|My Code Cart at-the-ready.
A little after 2 am, the all-too-familiar "Code Blue" rang out over our intercom system. These night shift codes mean two things in my Radiology world: will the patient need a Radiology exam to solve the mystery of their code and how long will I be able to do chest compression this time?
You see, more often than not, I'm one of three men on the night shift in the entire hospital. At 6'3" and 270 pounds, it's encumbant upon me to do the compressions. Our ER Physicians are usually male but they are too busy conducting the code and only do chest compressions if absolutely necessary. Security guards are always male but never assist in codes. They are present but uninvolved.
Luckily, there is one male LPN on duty tonight to share the task. So I do what I am trained to do. I step up on that step stool and position my clasped hands just above the tip of the sternum. Whatever sleepiness that had settled in during my uneventful evening was now flushed away with a sea of adrenaline. I begin to throw all my weight into compressing this man's rib cage as I repeatedly check his pulse rate on the monitor. Too slow or too shallow and I'm not circulating enough blood.
I quickly feel the unmistakeable snapping of ribs. My instant reaction is to let off the pressure but I know what has to be done. I continue to pound away while the doctor and nurses scramble with heart stimulating drugs and paddle shocks. Minutes seem like hours as I stare into his eyes, hoping to see a glimmer of consciousness. 15 minutes...25 minutes...35 minutes...
My triceps have all but locked up. My pectorals are screaming and one bead of sweat runs down my hot, red face. "I've got to get to the gym or this is going to be me someday," I think to myself. The doctor calls for a pulse. I step back and watch hands palpating for pulses on both sides of the groin and neck. All eyes are on the monitor.
And there it is.
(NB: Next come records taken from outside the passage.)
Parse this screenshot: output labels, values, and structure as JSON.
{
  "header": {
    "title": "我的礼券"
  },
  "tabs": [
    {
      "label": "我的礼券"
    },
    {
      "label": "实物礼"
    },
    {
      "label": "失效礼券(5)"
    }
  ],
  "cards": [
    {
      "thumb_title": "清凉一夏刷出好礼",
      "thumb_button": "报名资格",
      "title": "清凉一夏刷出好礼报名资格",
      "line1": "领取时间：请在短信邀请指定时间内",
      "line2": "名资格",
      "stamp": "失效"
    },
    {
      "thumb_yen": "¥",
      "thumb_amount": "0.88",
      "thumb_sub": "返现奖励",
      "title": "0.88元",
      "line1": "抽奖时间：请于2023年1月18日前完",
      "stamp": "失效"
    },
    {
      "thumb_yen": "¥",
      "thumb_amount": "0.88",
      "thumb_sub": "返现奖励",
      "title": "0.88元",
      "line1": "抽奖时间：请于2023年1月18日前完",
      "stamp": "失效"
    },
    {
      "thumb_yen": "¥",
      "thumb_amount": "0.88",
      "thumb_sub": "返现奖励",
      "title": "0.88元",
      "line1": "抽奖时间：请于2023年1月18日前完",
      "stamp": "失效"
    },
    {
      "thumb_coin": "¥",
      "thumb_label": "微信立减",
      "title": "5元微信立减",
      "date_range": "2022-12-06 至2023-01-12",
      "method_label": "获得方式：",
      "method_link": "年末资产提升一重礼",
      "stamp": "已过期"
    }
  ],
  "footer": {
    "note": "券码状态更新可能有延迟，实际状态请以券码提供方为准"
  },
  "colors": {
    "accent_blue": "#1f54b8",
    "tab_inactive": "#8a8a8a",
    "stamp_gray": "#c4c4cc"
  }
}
That weak blip. That electric signal that indicates a pulse is present on this ashen gray elderly gentleman. "Hot damn...we did it!" His heart is chemically dependent to keep running but he's alive. You may ask why? I don't. I just do my job.
I go wait at the front of the hospital for the family to arrive. They live nearby and are there within minutes of me posting guard out front. I escort them back to the ICU. Our doctor explains everything that has happened and walks them into the patient's room.
A grief-stricken middle aged daughter weeps by the bedside. The way she sobs when she says "Daddy" makes my eyes tear up. After a few words, her husband says to her "I have your brother on the phone." She takes the phone, holds it to Daddy's ear and says "Talk to him John. The phone is by his ear."
Over the cell phone's external speaker we can all hear John's crackling, sobbing voice as he tells his Dad he loves him. "Hang in there Dad...I love you Dad." And the old man's mouth began to move.
"He can hear you John! His lips are moving! Keep talking!" the daughter said as she wept. I watched one more time as John's emotional voice lept from that cell phone and coaxed motion from the old man. A father gets to hear his children one more time as they tell him they love him.
That's all I need to hear. I turn and walk back to my department. I sit in my old, uncomfortable department chair and look at my watch. I get to see MY children in two hours. They might not understand why Daddy works all night but on THIS particular night, I know EXACTLY why.